Supplied data:
»»
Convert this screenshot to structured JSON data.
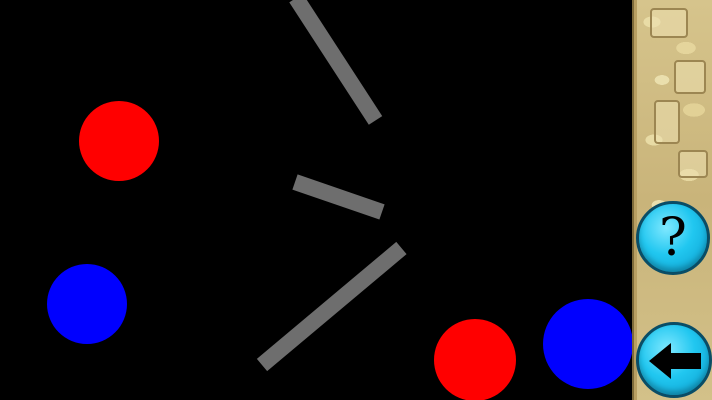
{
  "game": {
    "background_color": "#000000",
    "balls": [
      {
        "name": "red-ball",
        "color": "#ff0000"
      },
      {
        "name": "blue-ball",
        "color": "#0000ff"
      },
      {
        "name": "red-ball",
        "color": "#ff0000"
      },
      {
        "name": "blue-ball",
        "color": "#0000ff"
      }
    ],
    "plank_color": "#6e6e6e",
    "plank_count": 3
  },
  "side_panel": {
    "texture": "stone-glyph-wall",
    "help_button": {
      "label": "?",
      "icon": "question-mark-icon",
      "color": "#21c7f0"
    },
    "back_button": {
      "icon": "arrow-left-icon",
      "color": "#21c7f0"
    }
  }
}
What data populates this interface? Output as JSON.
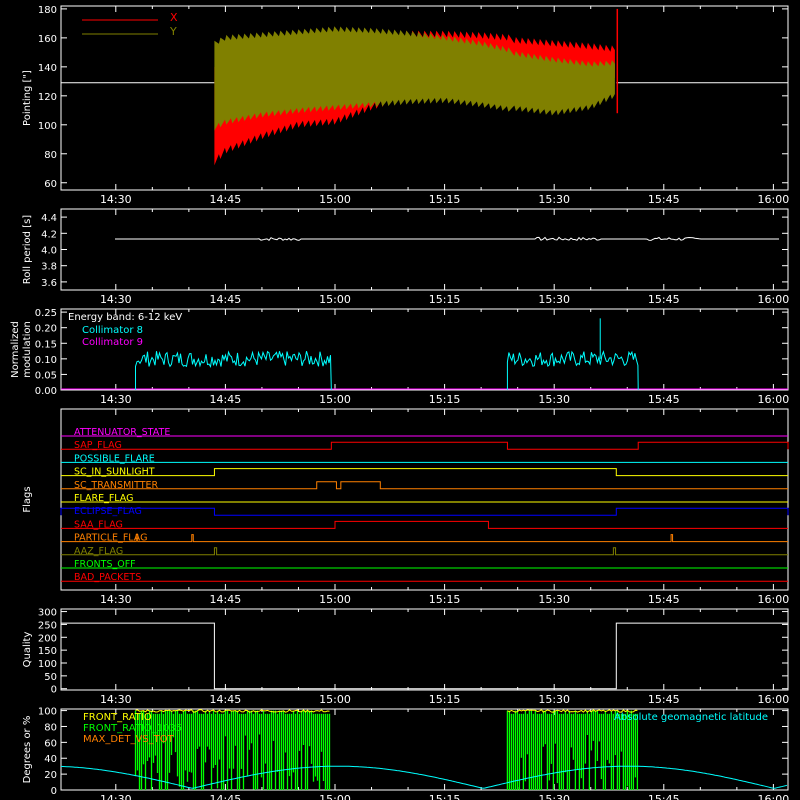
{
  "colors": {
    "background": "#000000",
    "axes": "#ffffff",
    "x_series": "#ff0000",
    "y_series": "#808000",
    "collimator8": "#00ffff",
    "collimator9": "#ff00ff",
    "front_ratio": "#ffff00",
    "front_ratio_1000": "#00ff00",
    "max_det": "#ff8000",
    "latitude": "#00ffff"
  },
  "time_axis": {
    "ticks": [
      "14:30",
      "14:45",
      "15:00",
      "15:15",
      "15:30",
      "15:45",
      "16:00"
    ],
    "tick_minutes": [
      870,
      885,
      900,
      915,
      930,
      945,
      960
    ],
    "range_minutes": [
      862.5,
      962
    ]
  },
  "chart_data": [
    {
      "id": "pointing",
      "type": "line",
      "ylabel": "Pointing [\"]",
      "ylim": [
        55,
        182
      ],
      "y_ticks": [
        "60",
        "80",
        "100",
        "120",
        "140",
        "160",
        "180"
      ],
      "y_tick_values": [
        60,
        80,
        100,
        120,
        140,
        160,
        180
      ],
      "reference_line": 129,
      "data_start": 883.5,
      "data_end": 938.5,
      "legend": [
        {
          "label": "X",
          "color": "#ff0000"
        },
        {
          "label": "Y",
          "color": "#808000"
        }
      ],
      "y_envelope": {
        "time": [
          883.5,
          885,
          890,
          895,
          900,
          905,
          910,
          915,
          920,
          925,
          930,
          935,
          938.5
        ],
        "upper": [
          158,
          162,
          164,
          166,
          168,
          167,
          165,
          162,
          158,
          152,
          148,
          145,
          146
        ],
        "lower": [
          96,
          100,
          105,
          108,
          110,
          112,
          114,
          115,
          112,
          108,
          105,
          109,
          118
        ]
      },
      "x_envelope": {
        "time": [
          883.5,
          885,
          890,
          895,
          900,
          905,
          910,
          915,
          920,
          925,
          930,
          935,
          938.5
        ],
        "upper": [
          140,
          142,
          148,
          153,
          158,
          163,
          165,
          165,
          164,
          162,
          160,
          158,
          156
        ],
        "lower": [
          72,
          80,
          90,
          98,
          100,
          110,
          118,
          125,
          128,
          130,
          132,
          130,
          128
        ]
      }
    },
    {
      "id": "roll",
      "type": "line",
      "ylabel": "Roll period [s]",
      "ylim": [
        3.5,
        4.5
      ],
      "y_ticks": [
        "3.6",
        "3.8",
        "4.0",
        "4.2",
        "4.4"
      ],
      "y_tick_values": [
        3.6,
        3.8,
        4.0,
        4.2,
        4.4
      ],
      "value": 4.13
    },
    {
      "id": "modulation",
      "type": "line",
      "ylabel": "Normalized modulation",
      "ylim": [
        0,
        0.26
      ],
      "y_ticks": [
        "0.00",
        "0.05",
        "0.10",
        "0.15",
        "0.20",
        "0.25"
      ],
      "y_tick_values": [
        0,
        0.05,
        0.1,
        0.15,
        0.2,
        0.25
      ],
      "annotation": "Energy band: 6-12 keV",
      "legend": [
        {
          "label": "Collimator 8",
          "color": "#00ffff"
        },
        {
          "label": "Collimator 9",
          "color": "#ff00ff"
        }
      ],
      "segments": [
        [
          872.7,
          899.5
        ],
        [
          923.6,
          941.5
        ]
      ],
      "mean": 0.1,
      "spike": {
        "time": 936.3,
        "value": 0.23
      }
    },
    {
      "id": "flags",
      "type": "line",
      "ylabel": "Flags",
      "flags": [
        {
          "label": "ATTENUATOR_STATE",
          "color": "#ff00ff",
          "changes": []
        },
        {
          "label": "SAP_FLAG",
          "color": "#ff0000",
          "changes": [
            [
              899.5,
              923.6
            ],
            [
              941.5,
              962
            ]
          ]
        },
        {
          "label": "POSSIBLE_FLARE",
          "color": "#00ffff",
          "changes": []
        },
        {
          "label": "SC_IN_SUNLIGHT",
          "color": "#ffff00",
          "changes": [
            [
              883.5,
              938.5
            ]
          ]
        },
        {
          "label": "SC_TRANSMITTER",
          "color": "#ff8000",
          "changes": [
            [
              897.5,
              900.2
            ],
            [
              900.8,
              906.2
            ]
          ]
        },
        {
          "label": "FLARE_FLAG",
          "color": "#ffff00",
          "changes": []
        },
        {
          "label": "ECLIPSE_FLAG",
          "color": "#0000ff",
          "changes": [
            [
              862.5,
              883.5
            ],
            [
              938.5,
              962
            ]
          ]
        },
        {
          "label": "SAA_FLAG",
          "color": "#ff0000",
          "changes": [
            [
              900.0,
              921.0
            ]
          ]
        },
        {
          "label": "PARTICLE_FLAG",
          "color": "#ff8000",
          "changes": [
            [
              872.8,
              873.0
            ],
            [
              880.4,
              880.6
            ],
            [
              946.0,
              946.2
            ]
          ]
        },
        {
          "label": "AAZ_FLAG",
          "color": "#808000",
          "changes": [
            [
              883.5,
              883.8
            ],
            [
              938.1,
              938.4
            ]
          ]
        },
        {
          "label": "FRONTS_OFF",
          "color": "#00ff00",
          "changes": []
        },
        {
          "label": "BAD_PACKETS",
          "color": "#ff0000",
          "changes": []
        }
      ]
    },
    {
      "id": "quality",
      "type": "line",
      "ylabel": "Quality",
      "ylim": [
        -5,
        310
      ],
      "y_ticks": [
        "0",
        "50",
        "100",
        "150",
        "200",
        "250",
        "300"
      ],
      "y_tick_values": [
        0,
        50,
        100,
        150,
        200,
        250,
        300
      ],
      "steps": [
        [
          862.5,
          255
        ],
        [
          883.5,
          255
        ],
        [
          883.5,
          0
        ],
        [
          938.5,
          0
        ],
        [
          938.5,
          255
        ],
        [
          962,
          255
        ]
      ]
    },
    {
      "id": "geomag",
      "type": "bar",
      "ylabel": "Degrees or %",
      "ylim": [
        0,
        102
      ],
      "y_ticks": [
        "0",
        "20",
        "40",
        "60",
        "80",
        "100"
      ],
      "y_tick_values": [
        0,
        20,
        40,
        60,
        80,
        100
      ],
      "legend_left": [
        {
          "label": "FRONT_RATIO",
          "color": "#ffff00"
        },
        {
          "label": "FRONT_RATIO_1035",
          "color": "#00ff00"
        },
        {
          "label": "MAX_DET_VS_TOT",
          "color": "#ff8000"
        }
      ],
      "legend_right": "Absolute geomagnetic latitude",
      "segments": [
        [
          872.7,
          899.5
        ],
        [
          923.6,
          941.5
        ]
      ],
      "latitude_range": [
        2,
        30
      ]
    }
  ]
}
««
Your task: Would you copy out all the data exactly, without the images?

Task solution:
Convert this screenshot to structured JSON data.
{
  "game": {
    "background_color": "#000000",
    "balls": [
      {
        "name": "red-ball",
        "color": "#ff0000"
      },
      {
        "name": "blue-ball",
        "color": "#0000ff"
      },
      {
        "name": "red-ball",
        "color": "#ff0000"
      },
      {
        "name": "blue-ball",
        "color": "#0000ff"
      }
    ],
    "plank_color": "#6e6e6e",
    "plank_count": 3
  },
  "side_panel": {
    "texture": "stone-glyph-wall",
    "help_button": {
      "label": "?",
      "icon": "question-mark-icon",
      "color": "#21c7f0"
    },
    "back_button": {
      "icon": "arrow-left-icon",
      "color": "#21c7f0"
    }
  }
}
What data populates this interface? Output as JSON.
{
  "colors": {
    "background": "#000000",
    "axes": "#ffffff",
    "x_series": "#ff0000",
    "y_series": "#808000",
    "collimator8": "#00ffff",
    "collimator9": "#ff00ff",
    "front_ratio": "#ffff00",
    "front_ratio_1000": "#00ff00",
    "max_det": "#ff8000",
    "latitude": "#00ffff"
  },
  "time_axis": {
    "ticks": [
      "14:30",
      "14:45",
      "15:00",
      "15:15",
      "15:30",
      "15:45",
      "16:00"
    ],
    "tick_minutes": [
      870,
      885,
      900,
      915,
      930,
      945,
      960
    ],
    "range_minutes": [
      862.5,
      962
    ]
  },
  "chart_data": [
    {
      "id": "pointing",
      "type": "line",
      "ylabel": "Pointing [\"]",
      "ylim": [
        55,
        182
      ],
      "y_ticks": [
        "60",
        "80",
        "100",
        "120",
        "140",
        "160",
        "180"
      ],
      "y_tick_values": [
        60,
        80,
        100,
        120,
        140,
        160,
        180
      ],
      "reference_line": 129,
      "data_start": 883.5,
      "data_end": 938.5,
      "legend": [
        {
          "label": "X",
          "color": "#ff0000"
        },
        {
          "label": "Y",
          "color": "#808000"
        }
      ],
      "y_envelope": {
        "time": [
          883.5,
          885,
          890,
          895,
          900,
          905,
          910,
          915,
          920,
          925,
          930,
          935,
          938.5
        ],
        "upper": [
          158,
          162,
          164,
          166,
          168,
          167,
          165,
          162,
          158,
          152,
          148,
          145,
          146
        ],
        "lower": [
          96,
          100,
          105,
          108,
          110,
          112,
          114,
          115,
          112,
          108,
          105,
          109,
          118
        ]
      },
      "x_envelope": {
        "time": [
          883.5,
          885,
          890,
          895,
          900,
          905,
          910,
          915,
          920,
          925,
          930,
          935,
          938.5
        ],
        "upper": [
          140,
          142,
          148,
          153,
          158,
          163,
          165,
          165,
          164,
          162,
          160,
          158,
          156
        ],
        "lower": [
          72,
          80,
          90,
          98,
          100,
          110,
          118,
          125,
          128,
          130,
          132,
          130,
          128
        ]
      }
    },
    {
      "id": "roll",
      "type": "line",
      "ylabel": "Roll period [s]",
      "ylim": [
        3.5,
        4.5
      ],
      "y_ticks": [
        "3.6",
        "3.8",
        "4.0",
        "4.2",
        "4.4"
      ],
      "y_tick_values": [
        3.6,
        3.8,
        4.0,
        4.2,
        4.4
      ],
      "value": 4.13
    },
    {
      "id": "modulation",
      "type": "line",
      "ylabel": "Normalized modulation",
      "ylim": [
        0,
        0.26
      ],
      "y_ticks": [
        "0.00",
        "0.05",
        "0.10",
        "0.15",
        "0.20",
        "0.25"
      ],
      "y_tick_values": [
        0,
        0.05,
        0.1,
        0.15,
        0.2,
        0.25
      ],
      "annotation": "Energy band: 6-12 keV",
      "legend": [
        {
          "label": "Collimator 8",
          "color": "#00ffff"
        },
        {
          "label": "Collimator 9",
          "color": "#ff00ff"
        }
      ],
      "segments": [
        [
          872.7,
          899.5
        ],
        [
          923.6,
          941.5
        ]
      ],
      "mean": 0.1,
      "spike": {
        "time": 936.3,
        "value": 0.23
      }
    },
    {
      "id": "flags",
      "type": "line",
      "ylabel": "Flags",
      "flags": [
        {
          "label": "ATTENUATOR_STATE",
          "color": "#ff00ff",
          "changes": []
        },
        {
          "label": "SAP_FLAG",
          "color": "#ff0000",
          "changes": [
            [
              899.5,
              923.6
            ],
            [
              941.5,
              962
            ]
          ]
        },
        {
          "label": "POSSIBLE_FLARE",
          "color": "#00ffff",
          "changes": []
        },
        {
          "label": "SC_IN_SUNLIGHT",
          "color": "#ffff00",
          "changes": [
            [
              883.5,
              938.5
            ]
          ]
        },
        {
          "label": "SC_TRANSMITTER",
          "color": "#ff8000",
          "changes": [
            [
              897.5,
              900.2
            ],
            [
              900.8,
              906.2
            ]
          ]
        },
        {
          "label": "FLARE_FLAG",
          "color": "#ffff00",
          "changes": []
        },
        {
          "label": "ECLIPSE_FLAG",
          "color": "#0000ff",
          "changes": [
            [
              862.5,
              883.5
            ],
            [
              938.5,
              962
            ]
          ]
        },
        {
          "label": "SAA_FLAG",
          "color": "#ff0000",
          "changes": [
            [
              900.0,
              921.0
            ]
          ]
        },
        {
          "label": "PARTICLE_FLAG",
          "color": "#ff8000",
          "changes": [
            [
              872.8,
              873.0
            ],
            [
              880.4,
              880.6
            ],
            [
              946.0,
              946.2
            ]
          ]
        },
        {
          "label": "AAZ_FLAG",
          "color": "#808000",
          "changes": [
            [
              883.5,
              883.8
            ],
            [
              938.1,
              938.4
            ]
          ]
        },
        {
          "label": "FRONTS_OFF",
          "color": "#00ff00",
          "changes": []
        },
        {
          "label": "BAD_PACKETS",
          "color": "#ff0000",
          "changes": []
        }
      ]
    },
    {
      "id": "quality",
      "type": "line",
      "ylabel": "Quality",
      "ylim": [
        -5,
        310
      ],
      "y_ticks": [
        "0",
        "50",
        "100",
        "150",
        "200",
        "250",
        "300"
      ],
      "y_tick_values": [
        0,
        50,
        100,
        150,
        200,
        250,
        300
      ],
      "steps": [
        [
          862.5,
          255
        ],
        [
          883.5,
          255
        ],
        [
          883.5,
          0
        ],
        [
          938.5,
          0
        ],
        [
          938.5,
          255
        ],
        [
          962,
          255
        ]
      ]
    },
    {
      "id": "geomag",
      "type": "bar",
      "ylabel": "Degrees or %",
      "ylim": [
        0,
        102
      ],
      "y_ticks": [
        "0",
        "20",
        "40",
        "60",
        "80",
        "100"
      ],
      "y_tick_values": [
        0,
        20,
        40,
        60,
        80,
        100
      ],
      "legend_left": [
        {
          "label": "FRONT_RATIO",
          "color": "#ffff00"
        },
        {
          "label": "FRONT_RATIO_1035",
          "color": "#00ff00"
        },
        {
          "label": "MAX_DET_VS_TOT",
          "color": "#ff8000"
        }
      ],
      "legend_right": "Absolute geomagnetic latitude",
      "segments": [
        [
          872.7,
          899.5
        ],
        [
          923.6,
          941.5
        ]
      ],
      "latitude_range": [
        2,
        30
      ]
    }
  ]
}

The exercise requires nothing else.